New York City residents got a break last week. City Council leaders and the administration of Mayor Rudolph Giuliani agreed to eliminate the personal income tax surcharge starting January 1st. The 14 percent surcharge, first imposed in 1991 under the administration of then Mayor David Dinkins, will be halved for the first $50,000 of taxable income for a single person and the first $90,000 of taxable income for a couple filing jointly.
City Council Speaker Peter Vallone noted that the cut “will make the city more affordable for the majority of people who live here.” He’s right. The cut is intended, according to other city officials, to return the most money to low- and middle-income taxpayers–the people for whom taxes take the biggest proportional bite out of their wages and salaries.
New York City is obviously a great place to live, otherwise so many people wouldn’t be here. Young people don’t graduate from college and go to Dubuque, Iowa or Olathe, Kansas, to make their fortunes (although these are fine cities and we applaud them). They come to New York City. The city’s nicknames–“Gotham”, “The Big Apple”, “Fun City”–carry a cachet shared with no other metropolis on earth. Possibly never have so many dreams, hopes and aspirations been so connected to one piece of real estate as have those of the millions who set their sights on New York City as the place to find and fulfill their ambitions. “If I can make it there, I’ll make it anywhere” runs the song lyric, erroneous in only one respect–people who make it here don’t want to be anywhere else. The city is at the forefront of fashion, art, theater, literature, business and just about every other human endeavor imaginable. Just knowing that we live at the epicenter of all this excitement is enough for many of us to choose to be here rather than somewhere else.
Most of the people who make up the great majority of our citizens, of course, are not “name” fashion designers, actors, artists, authors or public figures. New York functions because of the anonymous millions who take the subway, bus or sidewalk to work, put in a day, sometimes with overtime thrown in, and return to their families in the homes they have established in the five boroughs where they confidently plan to spend their working and possibly entire lives. The workers, be they blue, white or pink collar, are truly the backbone of New York City.

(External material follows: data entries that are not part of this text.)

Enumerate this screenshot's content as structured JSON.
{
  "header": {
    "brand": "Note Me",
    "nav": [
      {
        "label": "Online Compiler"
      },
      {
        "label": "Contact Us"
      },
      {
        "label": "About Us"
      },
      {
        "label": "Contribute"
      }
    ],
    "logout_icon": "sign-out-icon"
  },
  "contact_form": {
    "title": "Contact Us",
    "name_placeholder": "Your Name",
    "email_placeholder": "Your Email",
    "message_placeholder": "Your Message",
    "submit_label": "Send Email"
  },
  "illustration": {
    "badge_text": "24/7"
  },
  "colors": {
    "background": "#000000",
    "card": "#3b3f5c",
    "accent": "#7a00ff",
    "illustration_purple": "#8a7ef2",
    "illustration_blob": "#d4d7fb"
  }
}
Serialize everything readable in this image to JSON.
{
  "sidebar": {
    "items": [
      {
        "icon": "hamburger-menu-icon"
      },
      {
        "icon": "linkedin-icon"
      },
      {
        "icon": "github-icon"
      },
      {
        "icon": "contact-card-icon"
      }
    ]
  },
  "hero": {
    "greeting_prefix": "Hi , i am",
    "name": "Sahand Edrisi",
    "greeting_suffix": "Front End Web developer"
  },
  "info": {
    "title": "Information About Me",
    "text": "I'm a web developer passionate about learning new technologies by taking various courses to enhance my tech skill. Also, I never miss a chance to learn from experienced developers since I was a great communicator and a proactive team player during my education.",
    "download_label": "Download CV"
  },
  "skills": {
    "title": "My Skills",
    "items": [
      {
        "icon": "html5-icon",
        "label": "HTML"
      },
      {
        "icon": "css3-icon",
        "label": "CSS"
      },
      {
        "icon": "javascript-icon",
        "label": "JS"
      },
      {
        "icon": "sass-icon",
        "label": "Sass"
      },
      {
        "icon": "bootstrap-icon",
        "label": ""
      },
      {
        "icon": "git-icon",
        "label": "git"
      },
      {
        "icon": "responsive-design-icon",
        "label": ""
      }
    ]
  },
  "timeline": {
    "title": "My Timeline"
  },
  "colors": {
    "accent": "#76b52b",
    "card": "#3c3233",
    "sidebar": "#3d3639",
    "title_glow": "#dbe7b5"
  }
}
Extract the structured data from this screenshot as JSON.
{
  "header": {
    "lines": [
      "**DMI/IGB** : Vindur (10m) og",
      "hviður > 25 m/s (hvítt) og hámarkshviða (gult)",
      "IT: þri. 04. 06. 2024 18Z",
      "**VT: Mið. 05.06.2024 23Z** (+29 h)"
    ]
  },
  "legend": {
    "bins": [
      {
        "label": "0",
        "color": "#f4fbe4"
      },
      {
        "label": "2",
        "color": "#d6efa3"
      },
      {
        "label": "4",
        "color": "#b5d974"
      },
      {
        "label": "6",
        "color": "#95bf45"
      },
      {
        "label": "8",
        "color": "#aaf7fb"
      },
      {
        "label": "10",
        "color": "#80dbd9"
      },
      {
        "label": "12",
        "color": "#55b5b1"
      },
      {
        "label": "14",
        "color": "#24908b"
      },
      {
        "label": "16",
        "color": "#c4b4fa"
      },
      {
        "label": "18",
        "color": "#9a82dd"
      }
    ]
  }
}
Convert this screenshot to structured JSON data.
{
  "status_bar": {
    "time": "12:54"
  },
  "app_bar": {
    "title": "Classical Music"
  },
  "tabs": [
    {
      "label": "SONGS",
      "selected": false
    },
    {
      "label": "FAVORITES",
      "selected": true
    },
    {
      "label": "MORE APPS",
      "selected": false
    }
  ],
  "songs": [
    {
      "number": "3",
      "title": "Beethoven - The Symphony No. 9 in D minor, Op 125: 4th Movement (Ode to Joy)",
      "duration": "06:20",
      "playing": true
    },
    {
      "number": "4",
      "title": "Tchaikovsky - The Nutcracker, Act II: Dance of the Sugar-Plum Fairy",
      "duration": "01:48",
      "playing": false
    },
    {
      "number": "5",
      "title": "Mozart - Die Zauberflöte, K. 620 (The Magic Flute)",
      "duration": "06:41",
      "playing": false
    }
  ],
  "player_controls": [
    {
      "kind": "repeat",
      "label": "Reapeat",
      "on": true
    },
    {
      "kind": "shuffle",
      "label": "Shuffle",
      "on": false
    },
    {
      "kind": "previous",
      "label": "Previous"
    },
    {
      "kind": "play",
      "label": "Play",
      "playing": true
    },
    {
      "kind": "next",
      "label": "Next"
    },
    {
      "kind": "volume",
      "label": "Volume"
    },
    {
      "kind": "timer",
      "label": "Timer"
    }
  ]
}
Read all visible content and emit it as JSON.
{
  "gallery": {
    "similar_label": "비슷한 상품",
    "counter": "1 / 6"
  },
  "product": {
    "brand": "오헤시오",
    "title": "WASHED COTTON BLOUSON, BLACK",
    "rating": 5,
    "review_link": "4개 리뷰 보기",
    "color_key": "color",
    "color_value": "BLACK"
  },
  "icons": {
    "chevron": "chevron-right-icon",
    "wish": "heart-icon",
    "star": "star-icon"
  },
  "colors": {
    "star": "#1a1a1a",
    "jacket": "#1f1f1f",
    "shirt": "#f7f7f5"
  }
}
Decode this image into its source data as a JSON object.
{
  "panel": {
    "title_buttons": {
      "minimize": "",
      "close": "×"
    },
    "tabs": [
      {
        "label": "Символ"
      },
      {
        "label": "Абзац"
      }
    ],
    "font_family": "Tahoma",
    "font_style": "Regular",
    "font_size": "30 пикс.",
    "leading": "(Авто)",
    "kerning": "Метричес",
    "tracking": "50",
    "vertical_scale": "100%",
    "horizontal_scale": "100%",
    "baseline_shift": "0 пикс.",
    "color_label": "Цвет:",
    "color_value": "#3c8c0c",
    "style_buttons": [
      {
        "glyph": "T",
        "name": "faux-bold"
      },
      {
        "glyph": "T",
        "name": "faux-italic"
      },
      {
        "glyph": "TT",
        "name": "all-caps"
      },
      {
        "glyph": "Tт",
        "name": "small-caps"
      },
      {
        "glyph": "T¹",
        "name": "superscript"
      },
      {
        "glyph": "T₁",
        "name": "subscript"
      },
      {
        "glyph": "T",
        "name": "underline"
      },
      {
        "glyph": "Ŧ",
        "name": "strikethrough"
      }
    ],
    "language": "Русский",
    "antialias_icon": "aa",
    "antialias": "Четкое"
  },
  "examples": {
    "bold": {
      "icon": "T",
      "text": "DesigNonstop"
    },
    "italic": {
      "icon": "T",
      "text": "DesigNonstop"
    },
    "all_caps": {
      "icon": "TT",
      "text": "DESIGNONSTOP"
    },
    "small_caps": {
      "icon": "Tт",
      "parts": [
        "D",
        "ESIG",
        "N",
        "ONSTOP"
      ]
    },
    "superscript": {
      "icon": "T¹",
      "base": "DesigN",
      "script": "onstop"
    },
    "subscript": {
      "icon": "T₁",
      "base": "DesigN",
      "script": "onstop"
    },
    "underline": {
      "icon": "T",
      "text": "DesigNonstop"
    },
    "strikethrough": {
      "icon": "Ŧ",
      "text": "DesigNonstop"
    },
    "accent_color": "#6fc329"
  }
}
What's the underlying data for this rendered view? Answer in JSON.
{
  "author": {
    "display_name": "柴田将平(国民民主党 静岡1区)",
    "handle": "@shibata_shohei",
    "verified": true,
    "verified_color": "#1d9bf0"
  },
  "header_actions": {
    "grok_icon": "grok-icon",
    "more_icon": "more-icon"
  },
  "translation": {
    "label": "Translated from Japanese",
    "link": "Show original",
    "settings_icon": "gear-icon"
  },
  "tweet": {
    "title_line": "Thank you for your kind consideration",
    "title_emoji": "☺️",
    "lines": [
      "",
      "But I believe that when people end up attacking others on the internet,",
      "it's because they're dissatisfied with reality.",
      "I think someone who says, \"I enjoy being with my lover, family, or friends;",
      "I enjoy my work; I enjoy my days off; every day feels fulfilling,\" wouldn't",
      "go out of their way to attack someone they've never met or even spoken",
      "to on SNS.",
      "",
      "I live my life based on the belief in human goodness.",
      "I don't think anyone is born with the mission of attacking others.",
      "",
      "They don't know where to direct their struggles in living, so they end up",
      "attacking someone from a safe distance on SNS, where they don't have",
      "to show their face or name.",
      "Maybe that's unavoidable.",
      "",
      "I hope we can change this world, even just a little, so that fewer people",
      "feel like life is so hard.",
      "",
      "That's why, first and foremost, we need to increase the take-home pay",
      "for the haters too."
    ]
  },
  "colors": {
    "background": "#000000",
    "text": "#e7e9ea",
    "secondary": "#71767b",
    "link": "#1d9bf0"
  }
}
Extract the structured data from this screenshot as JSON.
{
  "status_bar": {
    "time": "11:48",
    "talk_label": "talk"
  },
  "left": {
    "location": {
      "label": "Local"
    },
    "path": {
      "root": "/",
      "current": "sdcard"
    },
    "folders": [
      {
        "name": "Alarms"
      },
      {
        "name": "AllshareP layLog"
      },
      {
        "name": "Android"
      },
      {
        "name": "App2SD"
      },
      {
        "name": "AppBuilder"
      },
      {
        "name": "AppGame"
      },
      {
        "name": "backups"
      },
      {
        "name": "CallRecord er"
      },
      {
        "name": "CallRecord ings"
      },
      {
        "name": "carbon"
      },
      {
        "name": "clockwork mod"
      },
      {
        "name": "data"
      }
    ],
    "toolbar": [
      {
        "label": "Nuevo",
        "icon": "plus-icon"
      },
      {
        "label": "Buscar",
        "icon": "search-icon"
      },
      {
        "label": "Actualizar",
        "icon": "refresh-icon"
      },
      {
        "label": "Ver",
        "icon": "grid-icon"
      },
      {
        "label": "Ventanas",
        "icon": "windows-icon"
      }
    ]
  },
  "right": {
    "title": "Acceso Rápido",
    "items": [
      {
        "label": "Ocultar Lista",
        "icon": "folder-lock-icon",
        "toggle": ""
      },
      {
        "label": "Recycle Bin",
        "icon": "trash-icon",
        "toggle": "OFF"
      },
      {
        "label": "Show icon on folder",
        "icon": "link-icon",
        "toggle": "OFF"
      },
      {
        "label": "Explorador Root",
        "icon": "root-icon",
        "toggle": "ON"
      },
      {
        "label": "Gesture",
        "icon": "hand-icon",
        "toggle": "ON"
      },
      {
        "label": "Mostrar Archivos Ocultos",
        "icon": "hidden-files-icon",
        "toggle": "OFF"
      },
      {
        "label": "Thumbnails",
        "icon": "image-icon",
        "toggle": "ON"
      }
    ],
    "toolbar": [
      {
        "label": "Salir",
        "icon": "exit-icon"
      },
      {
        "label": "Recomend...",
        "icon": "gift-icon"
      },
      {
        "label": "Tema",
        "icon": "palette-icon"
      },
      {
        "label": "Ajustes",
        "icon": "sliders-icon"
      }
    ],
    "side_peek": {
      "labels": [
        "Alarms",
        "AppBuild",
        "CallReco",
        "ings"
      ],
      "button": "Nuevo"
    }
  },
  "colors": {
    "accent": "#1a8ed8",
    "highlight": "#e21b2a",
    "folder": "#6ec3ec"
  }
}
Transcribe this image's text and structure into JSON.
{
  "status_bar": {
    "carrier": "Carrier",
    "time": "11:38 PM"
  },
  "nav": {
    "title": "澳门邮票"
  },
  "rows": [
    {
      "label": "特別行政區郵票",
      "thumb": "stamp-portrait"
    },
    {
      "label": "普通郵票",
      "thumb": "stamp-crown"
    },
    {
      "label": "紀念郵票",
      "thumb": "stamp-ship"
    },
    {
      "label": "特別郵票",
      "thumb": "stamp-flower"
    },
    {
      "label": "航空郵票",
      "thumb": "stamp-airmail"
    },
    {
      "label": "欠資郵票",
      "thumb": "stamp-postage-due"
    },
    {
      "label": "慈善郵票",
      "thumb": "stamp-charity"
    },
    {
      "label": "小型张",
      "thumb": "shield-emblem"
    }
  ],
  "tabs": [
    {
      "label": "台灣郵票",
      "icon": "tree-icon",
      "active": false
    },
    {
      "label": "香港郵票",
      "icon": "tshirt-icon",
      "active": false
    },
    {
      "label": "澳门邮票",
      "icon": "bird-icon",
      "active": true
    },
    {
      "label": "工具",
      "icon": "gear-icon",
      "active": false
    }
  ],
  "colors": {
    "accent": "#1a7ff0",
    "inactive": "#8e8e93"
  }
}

Of course, nothing in this life is free, and New Yorkers accept that. It costs to live here in more ways than one, and New Yorkers are among the most heavily taxed residents of any municipality in America. For the most part, we accept the financial and emotional obligations of life in this city because we still would rather be here than anywhere else. But that the city is willing to forego 25 percent of its total revenues in order to make living here a little easier on the pocketbooks of its citizens is an indication that our efforts and in some cases sacrifices are noted and appreciated. After all, it’s our money in the first place.
The cut in the surcharge came about because top city executive and legislative officials agreed that the taxpayers deserved some relief. Now a scramble for the right to take the credit for the cut, which will return $181 million to taxpayers in its first year, seems to be going on. Frankly, we don’t care who takes the credit for the cut. All New Yorkers deserve it and all city officials can feel good about their respective roles in bringing it about.